Computationally, large language designs do not make a distinction in between a hard part of a text generation task and a simple part.

They generate text for both the simple and hard parts utilizing their complete computing power at reasoning time.

Google’s solution is called Confident Adaptive Language Modeling (CALM).

What this new framework does is to devote less resources to unimportant portions of a text generation task and commit the complete power for more difficult parts.

The research paper on CALM specifies the issue and service like this:

“Recent advances in Transformer-based big language models (LLMs) have actually led to significant performance enhancements throughout lots of jobs.

These gains come with an extreme boost in the models’ size, possibly causing slow and pricey usage at inference time.

In practice, however, the series of generations made by LLMs is made up of varying levels of difficulty.

While particular forecasts truly benefit from the models’ full capability, other extensions are more minor and can be fixed with decreased compute.

… While large models do much better in basic, the exact same quantity of calculation might not be needed for each input to attain comparable efficiency (e.g., depending upon if the input is simple or hard).”

What is Google CALM and Does it Work?

CALM works by dynamically designating resources depending on the complexity of the specific part of the job, using an algorithm to predict whether something needs complete or partial resources.

The research paper shares that they checked the brand-new system for different natural language processing jobs (“text summarization, device translation, and question answering”) and discovered that they had the ability to speed up the inference by about a factor of 3 (300%).

The following illustration shows how well the CALM system works.

The couple of locations in red show where the maker had to use its complete capacity on that area of the task.

The areas in green are where the maker just utilized less than half capability.

Red = Complete Capacity/Green = Less Than Half Capacity

This is what the term paper says about the above illustration:”CALM speeds up the generation by early exiting when possible, and selectively utilizing the complete decoder’s capability just for couple of tokens, shown here on a CNN/DM example with softmax-based self-confidence measure. Y (1) early and Y (2) early use different confidence thresholds for early exiting.

Bellow (sic) the text, we report the determined textual and danger consistency of each of the 2 outputs, together with effectiveness gains.

The colors represent the number of deciphering layers utilized for each token– light green shades show less than half of the overall layers.

Just a couple of selected tokens utilize the full capacity of the model (colored in red), while for the majority of tokens the model exits after one or few decoding layers (colored in green).”

The scientists concluded the paper by noting that carrying out CALM requires only very little modifications in order to adjust a large language design to become quicker.

This research study is important since it opens the door to developing more complex AI models that are trained on significantly bigger information sets without experiencing slower speed while keeping a high efficiency level.

Yet it may be possible that this technique can likewise benefit big language models that are trained on less data too.

For instance, InstructGPT models, of which ChatGPT is a sibling model, are trained on approximately 1.3 billion criteria however are still able to exceed designs that are trained on significantly more specifications.

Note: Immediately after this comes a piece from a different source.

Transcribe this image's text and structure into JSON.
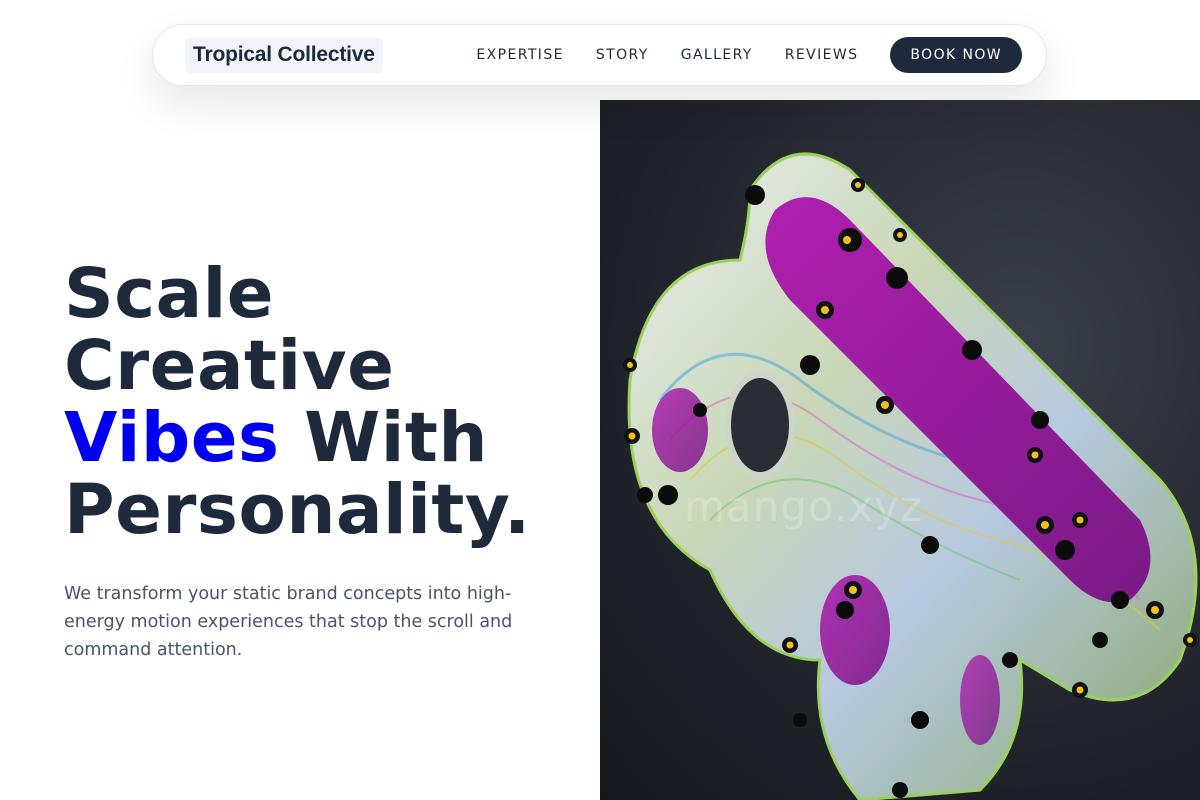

The researchers kept in mind in the conclusion:

“Total, our total adaptive compute structure for LMs needs very little modifications to the underlying design and enables performance gains while pleasing rigorous quality warranties for the output.”

This info about this research paper was simply released on Google’s AI blog site on December 16, 2022. The research paper itself is dated October 25, 2022.

It will be intriguing to see if this innovation makes it way into large language designs of the near future.

Read Google’s post:

Speeding Up Text Generation with Positive Adaptive Language Modeling (CALM)

Read the Research Paper:

Confident Adaptive Language Modeling (PDF)

Included image by Best SMM Panel/Master1305